|LOCATION AND CONTACTS|
|Address||Calz. de Tlalpan 3465, Sta. Úrsula Coapa, Coyoacán, 04650 Ciudad de México|
|Coordinates||19°18'6" N - 99°09'1" W|
|Telephone||+52 55 5487 3100|
|FUT Quality||Gold Rare|
|Home FIFA Clubs|| Club América|
|FIFA Editions||FIFA 07 | FIFA 08 | FIFA 09 | FIFA 10 | FIFA 11 | FIFA 12 | FIFA 13 | FIFA 14 | FIFA 15 | FIFA 16 | FIFA 17 | FIFA 18 | FIFA 19 | FIFA 20 | FIFA 21 | FIFA 22 | FIFA 98|
Construction on site in the suburban Santa Ursula area started in August 1962 with explosives preparing the rocky ground for future bowl (the pitch is 9,5m below ground level). Initial capacity was at over 107,000 people, but over time has decreased

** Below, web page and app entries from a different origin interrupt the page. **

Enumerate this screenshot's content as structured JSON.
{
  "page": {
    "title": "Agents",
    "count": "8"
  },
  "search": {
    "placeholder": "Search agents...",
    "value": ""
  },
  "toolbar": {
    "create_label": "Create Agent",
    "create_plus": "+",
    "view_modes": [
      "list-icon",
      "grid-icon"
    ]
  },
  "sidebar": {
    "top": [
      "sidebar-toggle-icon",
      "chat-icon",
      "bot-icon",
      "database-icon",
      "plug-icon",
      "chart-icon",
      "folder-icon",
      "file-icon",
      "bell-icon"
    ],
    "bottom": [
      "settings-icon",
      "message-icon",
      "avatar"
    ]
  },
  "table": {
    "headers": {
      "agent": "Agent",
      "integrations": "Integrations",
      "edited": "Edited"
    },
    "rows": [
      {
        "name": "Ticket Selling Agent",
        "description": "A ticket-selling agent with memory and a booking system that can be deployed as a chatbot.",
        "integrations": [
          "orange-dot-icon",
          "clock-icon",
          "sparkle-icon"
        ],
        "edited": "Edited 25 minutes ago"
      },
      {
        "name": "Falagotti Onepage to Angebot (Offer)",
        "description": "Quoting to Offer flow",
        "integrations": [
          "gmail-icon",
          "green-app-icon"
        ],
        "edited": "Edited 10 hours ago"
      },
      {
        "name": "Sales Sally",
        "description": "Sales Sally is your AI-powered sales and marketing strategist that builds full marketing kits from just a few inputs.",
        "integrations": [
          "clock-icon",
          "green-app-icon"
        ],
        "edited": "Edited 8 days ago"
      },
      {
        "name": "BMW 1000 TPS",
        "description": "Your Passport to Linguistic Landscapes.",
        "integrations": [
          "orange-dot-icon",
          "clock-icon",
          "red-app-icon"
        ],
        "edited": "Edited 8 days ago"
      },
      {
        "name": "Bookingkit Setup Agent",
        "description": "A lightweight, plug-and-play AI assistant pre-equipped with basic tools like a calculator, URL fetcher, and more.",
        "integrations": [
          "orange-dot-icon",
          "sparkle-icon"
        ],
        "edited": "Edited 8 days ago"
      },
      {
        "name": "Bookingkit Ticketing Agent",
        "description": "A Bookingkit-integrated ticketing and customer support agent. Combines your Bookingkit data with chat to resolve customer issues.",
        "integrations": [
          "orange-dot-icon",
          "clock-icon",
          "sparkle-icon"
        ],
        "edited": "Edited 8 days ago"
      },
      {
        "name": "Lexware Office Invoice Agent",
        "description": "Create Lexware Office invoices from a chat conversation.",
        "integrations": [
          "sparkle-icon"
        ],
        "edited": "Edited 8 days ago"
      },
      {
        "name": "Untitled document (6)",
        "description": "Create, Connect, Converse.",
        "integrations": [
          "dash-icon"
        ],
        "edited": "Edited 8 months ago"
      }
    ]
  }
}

National stadium of Mexico, despite shorter history than many other iconic stadiums, has an immense portfolio for large scale events. Two World Cups and their finals (1970, 1986) and other tournaments: Summer Olympics (1968), Panamerican Games (1975), FIFA Confederations Cup, Gold Cup, Copa Libertadores and hundreds of Mexican football games. Over the years a total of 6 clubs took tenancy of the ground with only the Club América remaining here permanently since 1966.
Apart from sporting events huge concerts were also hosted by Azteca, with the 5-night series by Michael Jackson in 1993 that brought a total of 550,000 people to the stadium. Other performers managed to fill it over the years, as did pope John Paul II in 1999.
Interestingly, the stadium is neither public property, nor is it operated by a sports association. The owner is Televisa media group, one that changed its official name in 1997 to honour its deceased president. However there was a second reason – Estadio Azteca was similar to TV Azteca, Televisa’s competition. So the name change was widely protested and the owner returned to the ‘proper’ naming after a decade.